Engagement, Good Goals Aid in Creating Safety Culture

A team environment among all levels of staff that adheres to the same safety procedures and practices must be in place in order to create a safety culture that will prevent workplace accidents and injuries, said Vik Ramaswamy, risk control manager at Safety National.

During a recent webinar hosted by the workers’ comp insurer titled, Effectively Establishing & Maintaining a Safety Culture, Ramaswamy emphasized that a culture of safety cannot be established with just a few simple policies and procedures.

Some roadblocks that can hinder the creation and sustainability of a safety culture include:

Ramaswamy outlined the essential components of a quality safety culture and how to get employees to embrace it, referencing a hierarchy of controls chart available at cdc.gov/niosh/topics/hierarchy. The chart maps out how effective safety controls are to assist organizations in developing effective safety programs.

He offered five characteristics of a quality safety culture:

  1. Measurable goals and clear accountability.
  2. Management commitment.
  3. Employee engagement.
  4. JHA and investigations (job hazards analysis and root cause analysis).
  5. Policies, procedures and training.

Ramaswamy outlined a number of ways to persuade employees to adhere to and advocate a safety culture. These include the following:

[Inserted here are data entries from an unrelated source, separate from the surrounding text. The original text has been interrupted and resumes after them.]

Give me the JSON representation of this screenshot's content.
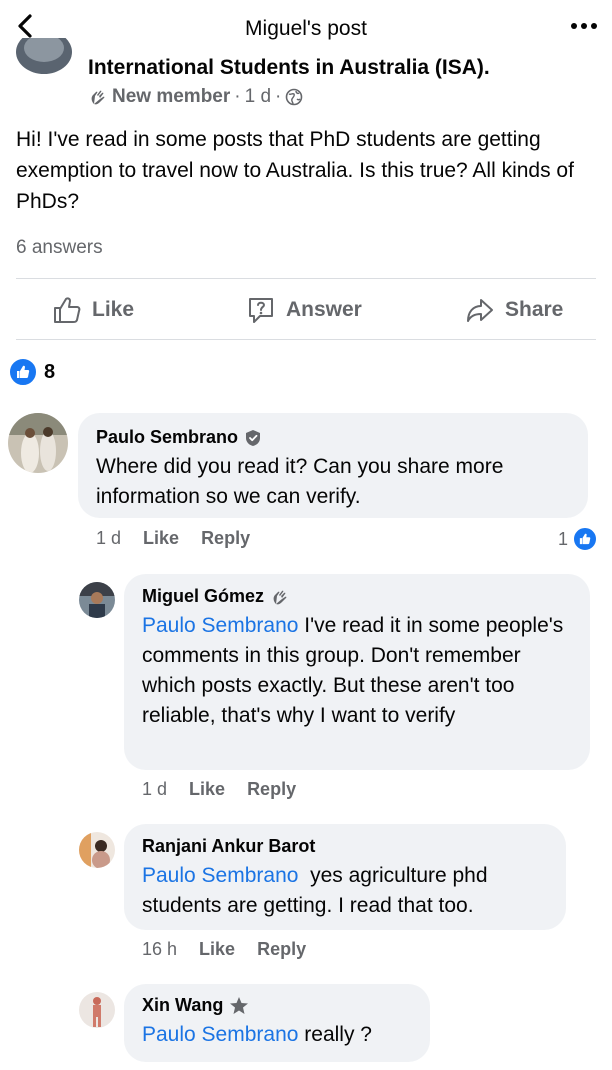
{
  "header": {
    "title": "Miguel's post"
  },
  "post": {
    "group_name": "International Students in Australia (ISA).",
    "member_badge": "New member",
    "time": "1 d",
    "separator": "·",
    "text": "Hi! I've read in some posts that PhD students are getting exemption to travel now to Australia. Is this true? All kinds of PhDs?",
    "answers_count": "6 answers",
    "actions": {
      "like": "Like",
      "answer": "Answer",
      "share": "Share"
    },
    "reaction_count": "8"
  },
  "comments": [
    {
      "author": "Paulo Sembrano",
      "text": "Where did you read it? Can you share more information so we can verify.",
      "time": "1 d",
      "like": "Like",
      "reply": "Reply",
      "reactions": "1"
    },
    {
      "author": "Miguel Gómez",
      "mention": "Paulo Sembrano",
      "text": "I've read it in some people's comments in this group. Don't remember which posts exactly. But these aren't too reliable, that's why I want to verify",
      "time": "1 d",
      "like": "Like",
      "reply": "Reply"
    },
    {
      "author": "Ranjani Ankur Barot",
      "mention": "Paulo Sembrano",
      "text": "yes agriculture phd students are getting. I read that too.",
      "time": "16 h",
      "like": "Like",
      "reply": "Reply"
    },
    {
      "author": "Xin Wang",
      "mention": "Paulo Sembrano",
      "text": "really ?"
    }
  ],
  "colors": {
    "accent": "#1877f2",
    "mention": "#1b74e4",
    "muted": "#65676b",
    "bubble": "#f0f2f5"
  },
  "icons": [
    "back-arrow-icon",
    "more-icon",
    "wave-icon",
    "globe-icon",
    "thumbs-up-icon",
    "question-icon",
    "share-arrow-icon",
    "verified-shield-icon",
    "star-badge-icon"
  ]
}
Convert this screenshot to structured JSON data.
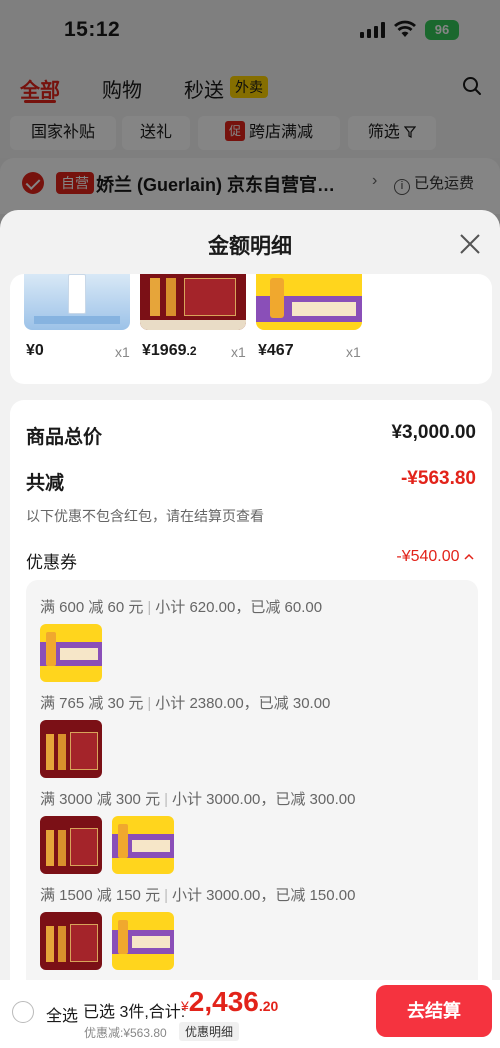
{
  "status_bar": {
    "time": "15:12",
    "battery": "96"
  },
  "tabs": [
    {
      "label": "全部"
    },
    {
      "label": "购物"
    },
    {
      "label": "秒送"
    }
  ],
  "waimai_badge": "外卖",
  "filters": [
    "国家补贴",
    "送礼",
    "跨店满减",
    "筛选"
  ],
  "filter_cu_badge": "促",
  "shop": {
    "ziying_badge": "自营",
    "name": "娇兰 (Guerlain) 京东自营官…",
    "freeship": "已免运费"
  },
  "sheet": {
    "title": "金额明细",
    "products": [
      {
        "price": "¥0",
        "price_dec": "",
        "qty": "x1"
      },
      {
        "price": "¥1969",
        "price_dec": ".2",
        "qty": "x1"
      },
      {
        "price": "¥467",
        "price_dec": "",
        "qty": "x1"
      }
    ],
    "total_label": "商品总价",
    "total_value": "¥3,000.00",
    "reduce_label": "共减",
    "reduce_value": "-¥563.80",
    "note": "以下优惠不包含红包，请在结算页查看",
    "coupon_label": "优惠券",
    "coupon_value": "-¥540.00",
    "coupon_rules": [
      {
        "rule": "满 600 减 60 元",
        "detail": "小计 620.00，已减 60.00"
      },
      {
        "rule": "满 765 减 30 元",
        "detail": "小计 2380.00，已减 30.00"
      },
      {
        "rule": "满 3000 减 300 元",
        "detail": "小计 3000.00，已减 300.00"
      },
      {
        "rule": "满 1500 减 150 元",
        "detail": "小计 3000.00，已减 150.00"
      }
    ]
  },
  "bottom": {
    "select_all": "全选",
    "summary": "已选 3件,合计:",
    "currency": "¥",
    "total_int": "2,436",
    "total_dec": ".20",
    "discount": "优惠减:¥563.80",
    "detail_tag": "优惠明细",
    "checkout": "去结算"
  },
  "colors": {
    "accent": "#e2231a",
    "checkout": "#f5333f",
    "battery": "#35c759"
  }
}
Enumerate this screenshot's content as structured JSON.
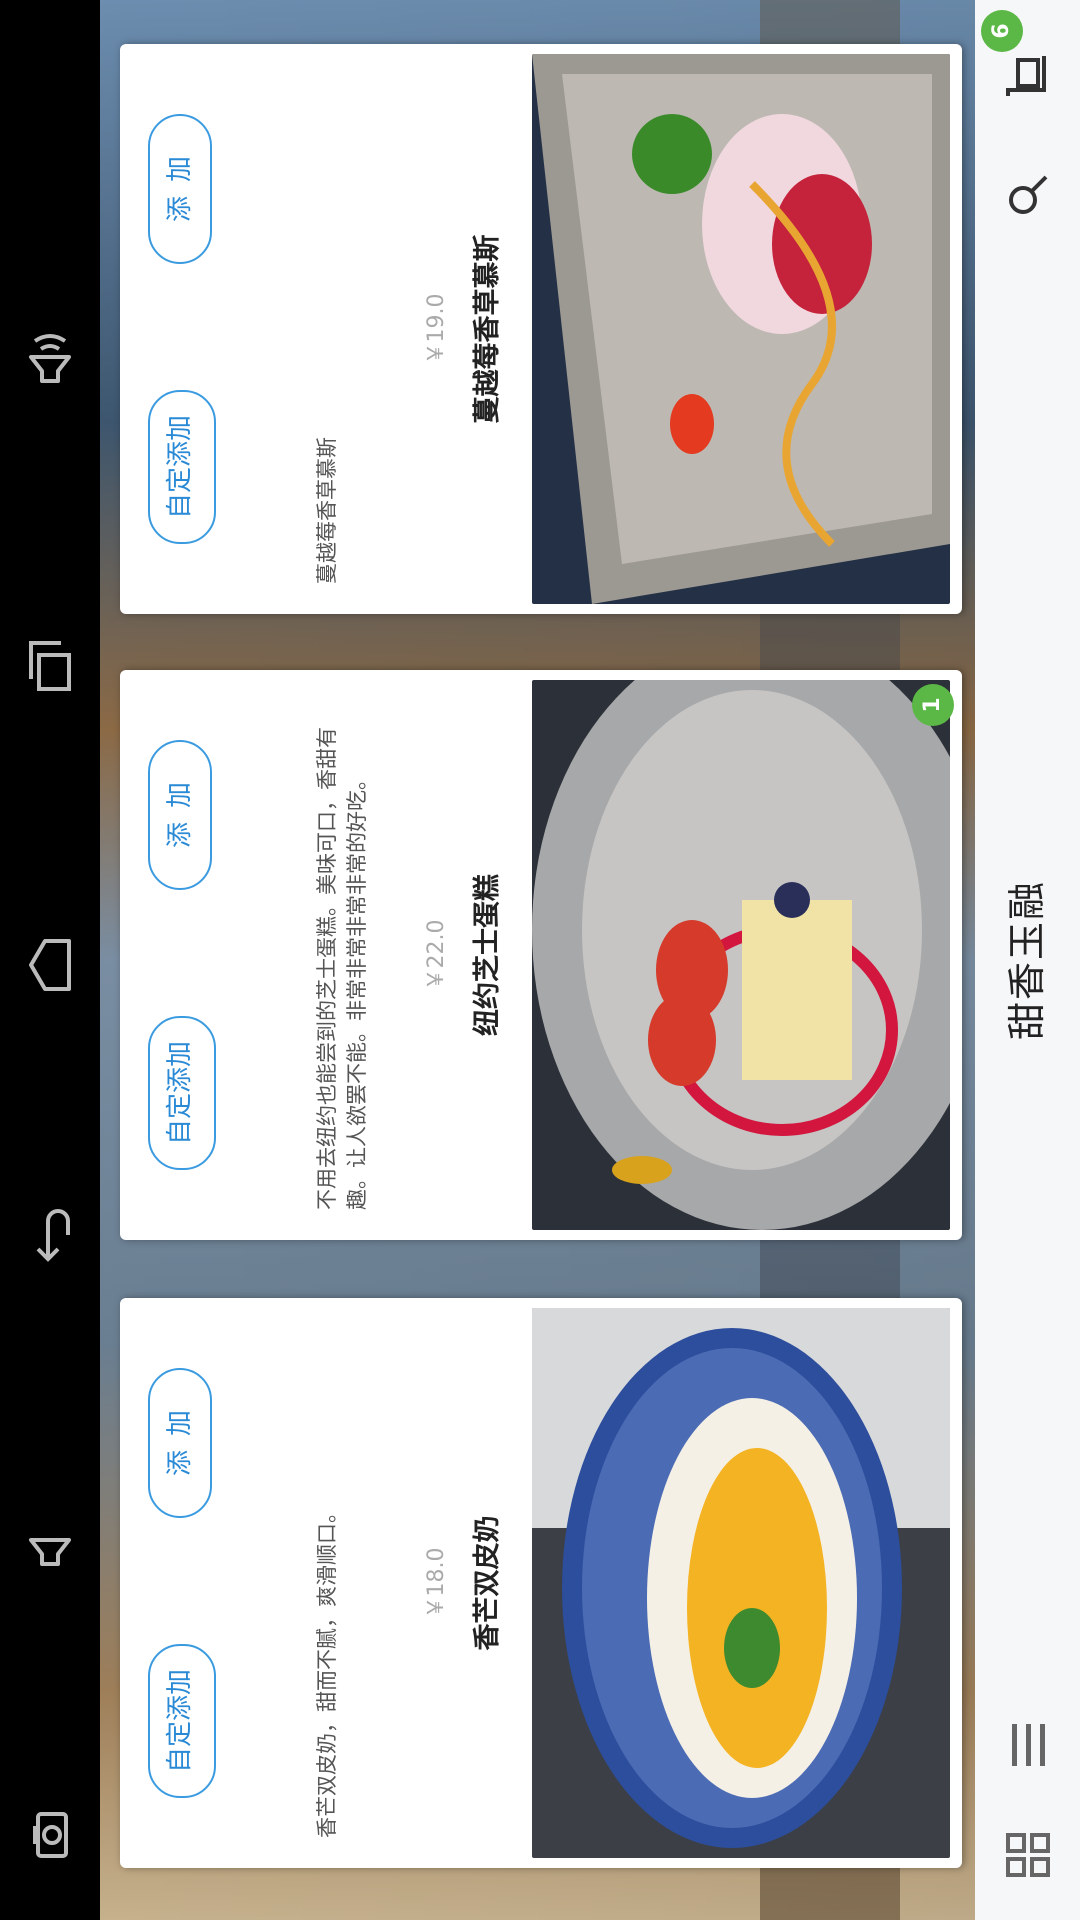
{
  "app": {
    "title": "甜香玉融",
    "cart_count": "6"
  },
  "products": [
    {
      "name": "香芒双皮奶",
      "price": "￥18.0",
      "description": "香芒双皮奶，甜而不腻，爽滑顺口。",
      "custom_button": "自定添加",
      "add_button": "添加",
      "badge": ""
    },
    {
      "name": "纽约芝士蛋糕",
      "price": "￥22.0",
      "description": "不用去纽约也能尝到的芝士蛋糕。美味可口，香甜有趣。让人欲罢不能。非常非常非常非常的好吃。",
      "custom_button": "自定添加",
      "add_button": "添加",
      "badge": "1"
    },
    {
      "name": "蔓越莓香草慕斯",
      "price": "￥19.0",
      "description": "蔓越莓香草慕斯",
      "custom_button": "自定添加",
      "add_button": "添加",
      "badge": ""
    }
  ],
  "icons": {
    "grid": "grid-icon",
    "menu": "menu-icon",
    "search": "search-icon",
    "cart": "cart-icon",
    "nav": [
      "camera-icon",
      "volume-down-icon",
      "back-icon",
      "home-icon",
      "recent-apps-icon",
      "volume-up-icon"
    ]
  },
  "colors": {
    "accent": "#3b9be0",
    "badge": "#5bb746",
    "appbar": "#f6f7f8"
  }
}
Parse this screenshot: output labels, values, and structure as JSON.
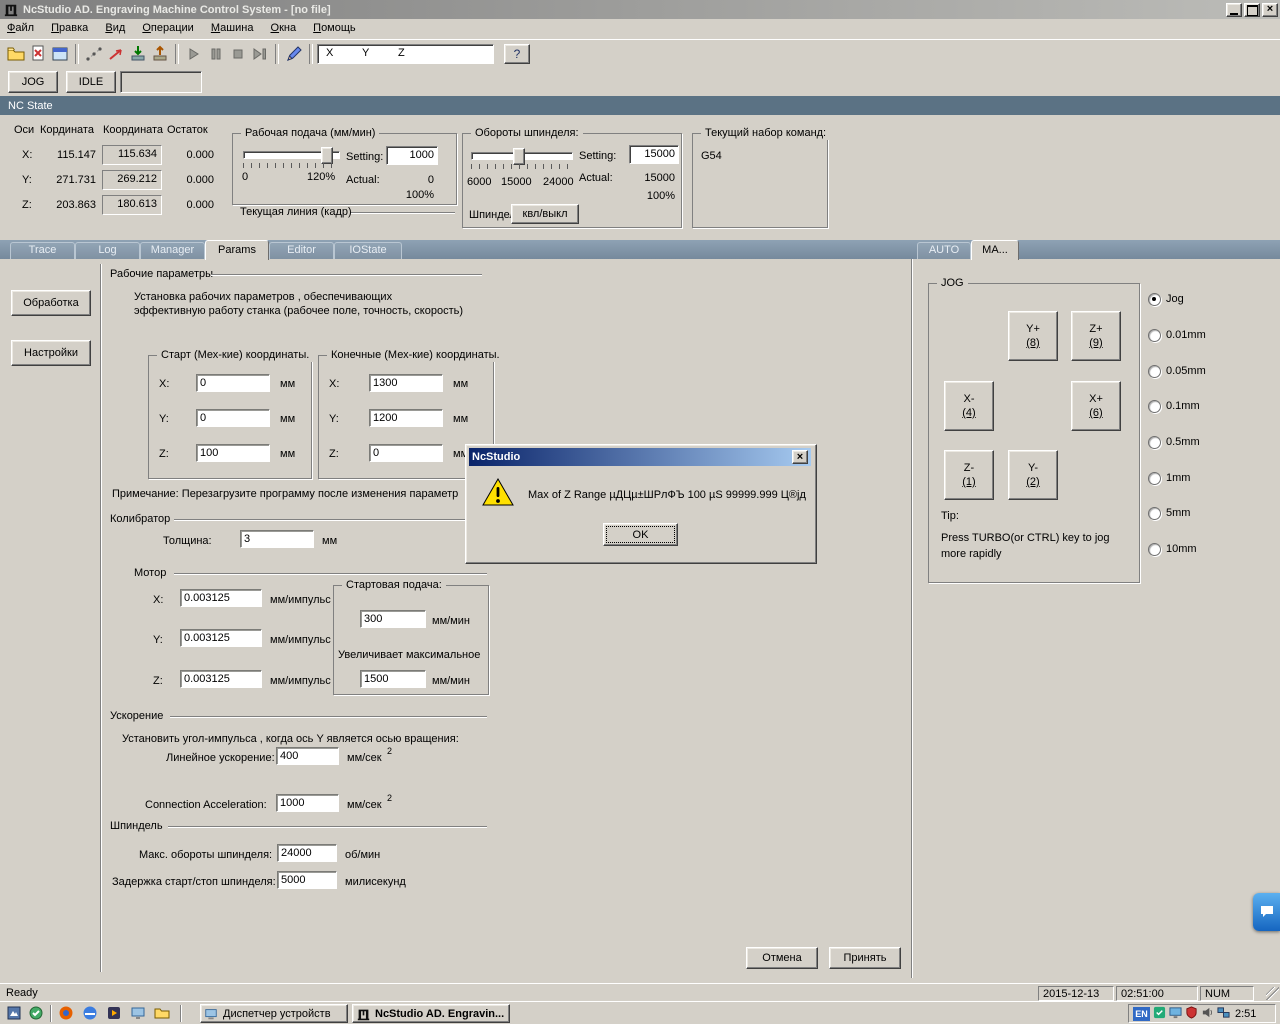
{
  "window": {
    "title": "NcStudio AD. Engraving Machine Control System  - [no file]"
  },
  "menu": {
    "items": [
      "Файл",
      "Правка",
      "Вид",
      "Операции",
      "Машина",
      "Окна",
      "Помощь"
    ]
  },
  "toolbar": {
    "x": "X",
    "y": "Y",
    "z": "Z",
    "help": "?"
  },
  "mode": {
    "jog": "JOG",
    "idle": "IDLE"
  },
  "nc": {
    "header": "NC State",
    "table": {
      "headers": [
        "Оси",
        "Кордината",
        "Координата",
        "Остаток"
      ],
      "rows": [
        {
          "axis": "X:",
          "v1": "115.147",
          "v2": "115.634",
          "v3": "0.000"
        },
        {
          "axis": "Y:",
          "v1": "271.731",
          "v2": "269.212",
          "v3": "0.000"
        },
        {
          "axis": "Z:",
          "v1": "203.863",
          "v2": "180.613",
          "v3": "0.000"
        }
      ]
    },
    "feed": {
      "title": "Рабочая подача (мм/мин)",
      "zero": "0",
      "max": "120%",
      "setting_label": "Setting:",
      "setting": "1000",
      "actual_label": "Actual:",
      "actual": "0",
      "percent": "100%",
      "current_line": "Текущая линия (кадр)"
    },
    "spindle": {
      "title": "Обороты шпинделя:",
      "ticks": [
        "6000",
        "15000",
        "24000"
      ],
      "setting_label": "Setting:",
      "setting": "15000",
      "actual_label": "Actual:",
      "actual": "15000",
      "percent": "100%",
      "label": "Шпиндел",
      "toggle": "квл/выкл"
    },
    "cmd": {
      "title": "Текущий набор команд:",
      "value": "G54"
    }
  },
  "tabs": {
    "left": [
      "Trace",
      "Log",
      "Manager",
      "Params",
      "Editor",
      "IOState"
    ],
    "active_left": "Params",
    "right": [
      "AUTO",
      "MA..."
    ],
    "active_right": "MA..."
  },
  "sidebar": {
    "items": [
      "Обработка",
      "Настройки"
    ]
  },
  "p": {
    "title": "Рабочие параметры",
    "desc1": "Установка рабочих параметров , обеспечивающих",
    "desc2": "эффективную работу станка (рабочее поле, точность, скорость)",
    "start": {
      "title": "Старт (Мех-кие) координаты.",
      "rows": [
        {
          "label": "X:",
          "value": "0",
          "unit": "мм"
        },
        {
          "label": "Y:",
          "value": "0",
          "unit": "мм"
        },
        {
          "label": "Z:",
          "value": "100",
          "unit": "мм"
        }
      ]
    },
    "end": {
      "title": "Конечные (Мех-кие) координаты.",
      "rows": [
        {
          "label": "X:",
          "value": "1300",
          "unit": "мм"
        },
        {
          "label": "Y:",
          "value": "1200",
          "unit": "мм"
        },
        {
          "label": "Z:",
          "value": "0",
          "unit": "мм"
        }
      ]
    },
    "note": "Примечание: Перезагрузите программу после  изменения  параметр",
    "cal": {
      "title": "Колибратор",
      "label": "Толщина:",
      "value": "3",
      "unit": "мм"
    },
    "motor": {
      "title": "Мотор",
      "rows": [
        {
          "label": "X:",
          "value": "0.003125",
          "unit": "мм/импульс"
        },
        {
          "label": "Y:",
          "value": "0.003125",
          "unit": "мм/импульс"
        },
        {
          "label": "Z:",
          "value": "0.003125",
          "unit": "мм/импульс"
        }
      ]
    },
    "feed2": {
      "title": "Стартовая подача:",
      "value1": "300",
      "unit1": "мм/мин",
      "text": "Увеличивает максимальное",
      "value2": "1500",
      "unit2": "мм/мин"
    },
    "acc": {
      "title": "Ускорение",
      "note": "Установить угол-импульса , когда ось Y является осью вращения:",
      "l1": "Линейное ускорение:",
      "v1": "400",
      "u1": "мм/сек",
      "s1": "2",
      "l2": "Connection Acceleration:",
      "v2": "1000",
      "u2": "мм/сек",
      "s2": "2"
    },
    "sp": {
      "title": "Шпиндель",
      "l1": "Макс. обороты шпинделя:",
      "v1": "24000",
      "u1": "об/мин",
      "l2": "Задержка старт/стоп шпинделя:",
      "v2": "5000",
      "u2": "милисекунд"
    },
    "cancel": "Отмена",
    "apply": "Принять"
  },
  "jog": {
    "title": "JOG",
    "buttons": [
      {
        "label": "Y+",
        "key": "(8)"
      },
      {
        "label": "Z+",
        "key": "(9)"
      },
      {
        "label": "X-",
        "key": "(4)"
      },
      {
        "label": "X+",
        "key": "(6)"
      },
      {
        "label": "Z-",
        "key": "(1)"
      },
      {
        "label": "Y-",
        "key": "(2)"
      }
    ],
    "radios": [
      {
        "label": "Jog",
        "selected": true
      },
      {
        "label": "0.01mm",
        "selected": false
      },
      {
        "label": "0.05mm",
        "selected": false
      },
      {
        "label": "0.1mm",
        "selected": false
      },
      {
        "label": "0.5mm",
        "selected": false
      },
      {
        "label": "1mm",
        "selected": false
      },
      {
        "label": "5mm",
        "selected": false
      },
      {
        "label": "10mm",
        "selected": false
      }
    ],
    "tip1": "Tip:",
    "tip2": "Press TURBO(or CTRL) key to jog",
    "tip3": "more rapidly"
  },
  "dlg": {
    "title": "NcStudio",
    "message": "Max of Z Range µДЦµ±ШРлФЪ 100 µЅ 99999.999 Ц®јд",
    "ok": "OK"
  },
  "status": {
    "ready": "Ready",
    "date": "2015-12-13",
    "time": "02:51:00",
    "num": "NUM"
  },
  "task": {
    "buttons": [
      "Диспетчер устройств",
      "NcStudio AD. Engravin..."
    ],
    "lang": "EN",
    "time": "2:51"
  }
}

Finally, Ramaswamy recommended accountability through recognition. He suggested organizations avoid rewarding lagging indicators – like celebrating injury free days – because this inadvertently promotes not reporting injuries. Rather, he suggested celebrating leading measures.